All parents want, especially immigrant parents, is to provide better—whatever they define as better—they don’t want us to experience what they had to experience. They want to protect us and warn us about what we’ll face in society. For a long time, my parents said, “You may want to be a writer, but you’ll never make it”—not because they don’t believe in me, but because they don’t believe that society is ready or has the capacity for people like us.
ZP: Is there a poetic tradition in Taiwan?
C-LC: Mandarin Chinese is a language with a long history—one of the oldest—and it involves thousands of years of poetry writing. In Taiwan, because of the gap of martial law and the change of languages, my generation is the first to master Mandarin, written in traditional Chinese characters, so we haven’t had time to develop a poetic tradition. Recently, I have read Taiwanese poems that incorporate other spoken languages, and I admire how it reflects our diversity and history. I believe poetry is strongly bound to the land and space I’m in. Even writing in English, I have a longing for my native land.

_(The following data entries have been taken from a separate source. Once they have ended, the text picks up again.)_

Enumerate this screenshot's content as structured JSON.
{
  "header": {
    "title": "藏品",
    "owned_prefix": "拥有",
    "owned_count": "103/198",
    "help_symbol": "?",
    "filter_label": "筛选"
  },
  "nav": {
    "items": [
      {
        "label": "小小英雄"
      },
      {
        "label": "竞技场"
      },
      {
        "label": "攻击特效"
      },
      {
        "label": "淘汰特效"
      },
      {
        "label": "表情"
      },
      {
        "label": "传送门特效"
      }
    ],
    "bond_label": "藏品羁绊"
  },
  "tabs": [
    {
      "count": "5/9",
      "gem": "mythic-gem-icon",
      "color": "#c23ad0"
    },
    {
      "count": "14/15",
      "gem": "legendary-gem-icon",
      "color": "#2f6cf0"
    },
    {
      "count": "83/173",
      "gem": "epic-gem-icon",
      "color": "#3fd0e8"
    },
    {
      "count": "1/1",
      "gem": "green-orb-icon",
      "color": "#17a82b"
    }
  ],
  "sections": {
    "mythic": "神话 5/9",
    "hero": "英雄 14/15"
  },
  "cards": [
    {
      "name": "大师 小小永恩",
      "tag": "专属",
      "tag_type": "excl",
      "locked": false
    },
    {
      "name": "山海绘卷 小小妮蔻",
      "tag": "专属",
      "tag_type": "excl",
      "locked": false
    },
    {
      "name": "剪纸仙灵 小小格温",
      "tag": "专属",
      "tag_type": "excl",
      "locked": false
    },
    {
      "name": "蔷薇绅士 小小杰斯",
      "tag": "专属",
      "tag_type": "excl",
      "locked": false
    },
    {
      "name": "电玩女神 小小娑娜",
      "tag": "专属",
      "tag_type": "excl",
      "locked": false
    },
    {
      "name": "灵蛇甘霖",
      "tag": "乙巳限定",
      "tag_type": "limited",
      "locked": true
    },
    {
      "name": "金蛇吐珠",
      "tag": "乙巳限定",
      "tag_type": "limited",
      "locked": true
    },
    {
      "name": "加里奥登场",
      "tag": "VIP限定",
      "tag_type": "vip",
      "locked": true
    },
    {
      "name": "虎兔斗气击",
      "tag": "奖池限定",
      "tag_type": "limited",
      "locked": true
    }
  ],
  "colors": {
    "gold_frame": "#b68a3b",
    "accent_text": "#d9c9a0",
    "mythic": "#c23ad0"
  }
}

ZP: Would you describe what led you to build the book around the word “prescribee”?
C-LC: This word matches my status. The words “prescription” and “prescriber” are common but there aren’t many words for the receiver. People who receive have less vocabulary. Being ESL, I receive a lot of messages and different information. Since my vocabulary is limited, this position feels inferior in society. We observe lots of people who announce. Who are the people who receive the announcement?
“Prescribee” is not only the person who receives medical treatment but also who receives ruling by the authorized regime, and this applies to my state growing up in Taiwan. Taiwan, as an island—like many islands in modern history—has experienced long and passed over colonization. The systems of thinking and living have been changing drastically, whenever another colonizer comes. We receive the ruling and have to adopt it. According to the Treaty of Shimonoseki, Taiwan was ceded to Japan, so we were Japanese. After Japan lost the war, according to General Order No. 1, we were given back to China, during the Republican Era. We didn’t get to participate in our history. We are the protagonists in the document, but we can’t decide our fate.
As for the medical term: growing up, in a female body, I always had a voice in my head saying, “You are sick. You need treatment.” Who gave me this prescription? Then I realized, everyone around me—we’re all sick. In my grandparents’ generation, they were told they were Japanese. In my parents’ generation, they were told they were Chinese. Now, we’re not sure if we’re Taiwanese enough—or if we’re Taiwanese yet. Where are the documents that tell us who we are? Are we crazy, officially? Who can tell us if we are sick or not? What kind of medicine do we have to take to fit into the system?